We had a busy day on the water on Wednesday, and so did the whales. All day long we watched pods of Mom/Baby/Escort, and competitive pods. In fact, seeing a Humpback by him or her self was a rare sighting. Over the course of the day, we saw 12 breaches, 27 (we counted) tail lobs, 16 pec slaps, multiple peduncle throws and lots of “unidentifiable splashes”. We were mugged a few times by curious Mom/Baby pods, who always seemed to be accompanied by escorts. We did get to hear some trumpeting from “out-of-breath” participants in competitive pods. When we dropped our hydrophones, we still were hearing very loud and clear songs. This has been a very interesting season so far. The last count of the Humpbacks sponsored by the Hawaiian Islands Humpback Whale Marine Sanctuary takes place this coming Saturday, March 30th…but anecdotally, it appears to us that there has been a higher population density of Humpbacks off the Kohala Coast this year than in previous years. After the count results are released, we’ll let you know if our unscientific observations are correct.

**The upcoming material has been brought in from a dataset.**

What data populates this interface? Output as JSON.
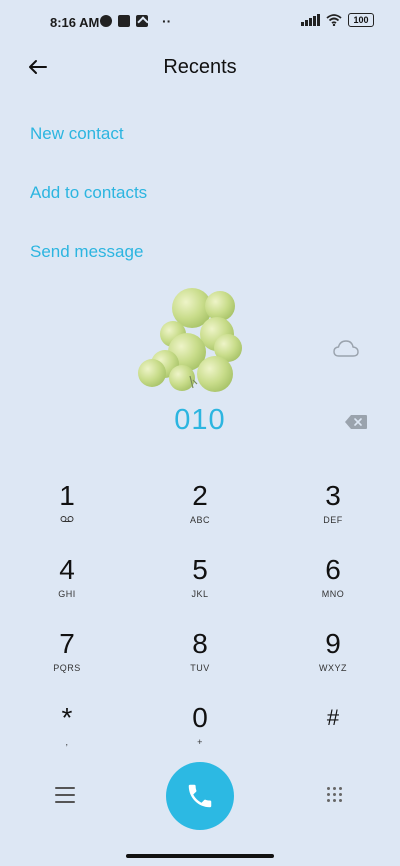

Captain Claire’s Humpback Whale Fact of the Day: In August 2008, the IUCN (International Union for Conservation of Nature) changed the status of the Humpback Whale from “Vulnerable” to “Least Concern” reflecting the general upward trend of population levels. According to IUCN standards, animal populations in the “Least Concern” category are at a low risk for extinction. The IUCN classifies the status of Humans in the same category.